39. Follow a Yoga video
YouTube or any social media has become such an incredible teaching resource. Again, to help your teen combat big stressors, have them find a yoga series they enjoy and implement it into their schedule.
This mat is excellent and comes in such cute patterns!
40. Listen to a new podcast
Podcasts are another tremendous informational tool and will provide a productive skill for your teen. Whatever the subject, your kid will think critically, actively listen, and maybe even learn something new!
41. Ride a bike
Riding a bike is both a joy and a workout!

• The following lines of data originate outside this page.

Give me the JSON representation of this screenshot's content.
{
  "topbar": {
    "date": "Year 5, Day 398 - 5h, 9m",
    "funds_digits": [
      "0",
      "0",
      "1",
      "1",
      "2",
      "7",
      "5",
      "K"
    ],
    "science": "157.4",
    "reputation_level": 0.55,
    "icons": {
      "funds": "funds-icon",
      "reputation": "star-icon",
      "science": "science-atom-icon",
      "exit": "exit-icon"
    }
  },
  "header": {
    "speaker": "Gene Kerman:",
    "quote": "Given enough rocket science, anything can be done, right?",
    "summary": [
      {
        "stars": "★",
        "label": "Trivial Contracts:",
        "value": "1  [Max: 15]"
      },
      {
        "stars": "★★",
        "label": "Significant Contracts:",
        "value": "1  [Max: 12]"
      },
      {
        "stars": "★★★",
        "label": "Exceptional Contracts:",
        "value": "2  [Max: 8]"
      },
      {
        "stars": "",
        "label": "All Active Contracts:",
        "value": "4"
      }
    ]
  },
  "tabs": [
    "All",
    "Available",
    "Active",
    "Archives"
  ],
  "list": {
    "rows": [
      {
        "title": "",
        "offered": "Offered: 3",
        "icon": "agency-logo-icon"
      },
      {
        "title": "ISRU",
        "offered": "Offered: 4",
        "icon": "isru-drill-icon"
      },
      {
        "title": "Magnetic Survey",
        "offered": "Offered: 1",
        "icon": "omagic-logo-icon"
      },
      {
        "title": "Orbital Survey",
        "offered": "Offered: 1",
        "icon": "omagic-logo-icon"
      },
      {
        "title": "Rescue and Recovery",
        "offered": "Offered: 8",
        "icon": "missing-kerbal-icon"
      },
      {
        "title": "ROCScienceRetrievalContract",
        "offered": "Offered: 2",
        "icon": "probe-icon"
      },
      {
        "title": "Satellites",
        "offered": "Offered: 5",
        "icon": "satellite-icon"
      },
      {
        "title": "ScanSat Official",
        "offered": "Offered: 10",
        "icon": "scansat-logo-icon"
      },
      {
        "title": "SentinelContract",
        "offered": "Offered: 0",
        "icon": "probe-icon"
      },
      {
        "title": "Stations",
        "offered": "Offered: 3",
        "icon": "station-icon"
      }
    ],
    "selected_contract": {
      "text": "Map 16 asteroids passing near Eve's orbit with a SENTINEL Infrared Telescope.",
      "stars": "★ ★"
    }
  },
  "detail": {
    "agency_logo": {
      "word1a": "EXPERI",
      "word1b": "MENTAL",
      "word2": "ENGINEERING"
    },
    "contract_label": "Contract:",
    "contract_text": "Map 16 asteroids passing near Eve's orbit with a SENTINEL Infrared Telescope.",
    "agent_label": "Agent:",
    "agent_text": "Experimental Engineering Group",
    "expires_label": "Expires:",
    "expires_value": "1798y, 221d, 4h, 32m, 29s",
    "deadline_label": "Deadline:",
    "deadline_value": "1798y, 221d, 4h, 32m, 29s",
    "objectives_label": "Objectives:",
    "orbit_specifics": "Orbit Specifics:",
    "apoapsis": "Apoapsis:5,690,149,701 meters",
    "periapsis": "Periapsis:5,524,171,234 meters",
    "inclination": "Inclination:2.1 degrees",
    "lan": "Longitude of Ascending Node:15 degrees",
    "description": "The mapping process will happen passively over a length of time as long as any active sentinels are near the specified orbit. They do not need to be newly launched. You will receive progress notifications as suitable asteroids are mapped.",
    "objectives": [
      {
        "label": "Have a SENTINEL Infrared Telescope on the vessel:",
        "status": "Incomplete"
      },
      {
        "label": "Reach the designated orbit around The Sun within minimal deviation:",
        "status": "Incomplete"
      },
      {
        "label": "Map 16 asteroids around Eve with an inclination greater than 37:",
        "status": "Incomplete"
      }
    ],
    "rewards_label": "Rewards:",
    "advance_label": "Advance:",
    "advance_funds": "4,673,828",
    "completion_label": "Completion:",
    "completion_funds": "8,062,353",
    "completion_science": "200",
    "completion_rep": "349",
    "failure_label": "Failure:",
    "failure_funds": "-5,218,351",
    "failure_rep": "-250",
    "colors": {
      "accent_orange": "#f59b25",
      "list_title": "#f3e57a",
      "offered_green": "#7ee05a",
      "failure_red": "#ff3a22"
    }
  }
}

And the best way for your teenager to get around town is if you’re not near public transit or cannot provide a ride for every occasion.
42. Wash the car
By washing a car, a teen can learn how to provide continual maintenance to preserve the quality of something.
They can also understand that taking the time to do it yourself feels satisfying and accomplished.
43. Do some yard work
Another skill that can help demonstrate continual maintenance pays off in the long run of keeping something nice.
Yardwork also helps us practice time management and coordination, and, to be surprised–finding an unexpected job while in the middle of another one has happened to all of us!
44. Start your own small business
Does your teen have a skill or trade that they love doing or have produced so much none of you know what to do with–have them create their own business!
Let them set everything up the way they’d like it and act as a consultant if they need guidance or help along the way.
45. Try a DIY project
Search Pinterest, TikTok, or any favorite site for them to try their hand at a DIY project and exercise that creative and constructive side of their brain.
They could do it for fun, as a way to make presents, or just to experiment.
46. Spend some quality time with your pet
If your teen loves animals and is excited to get their own pet eventually, let them have more responsibilities with the family pet.
Constructive quality time with a pet and understanding the full weight of caring for an animal will help teens discern if they genuinely want their own in the future.
Quality time with a pet can also mean an activity spent together, whether lying around or playing in the backyard. Constructive one-on-one time is just as cherished as a fun time with your pet.
47. Go for a photo walk
Walking to take photos along the way will teach your teen to think critically about the world beyond just them. This activity can produce beautiful images and acquainting your kid aware of their surroundings.
Try this disposable camera or this fun polaroid one.
48. Try Gardening
The younger generations learning how to produce their own food seems like it will definitely become an asset. A garden of any size will do, too–from a small herb garden to potted plants to a full bed–showing the fundamentals is the vital part.
Here are some of our favorite seeds, tools, and pots.
49. Apply for scholarships
We’re a big believer in saving money anywhere we can, so encouraging our kids to apply for scholarships is no different. Help them look for resources, let them do the paperwork, and guide them if needed.
50. Connect with family
The importance of family is everything, whether it’s your given or chosen one. This activity is a family affair sort of deal, so be open about your parents, siblings, or any other loved one.
Have them construct a family tree or have regular conversations about the family. When keeping regular tabs on one another, showcase to your teen that it’s what helps a person grow.
51. Take a break
This last idea sounds a bit counterintuitive, but stick with me! As adults, most of us are learning that we don’t get many things done successfully or we burn out if we’re doing too much.
I don’t know about you, but I hope the next generation learns that taking a break sooner rather than later is just as important as completing your commitments.
So, don’t be afraid to encourage your child to recognize when to say no or take a break.
Looking for a fun way to unwind and have some fun at the same time? These hilarious prank call ideas are a must!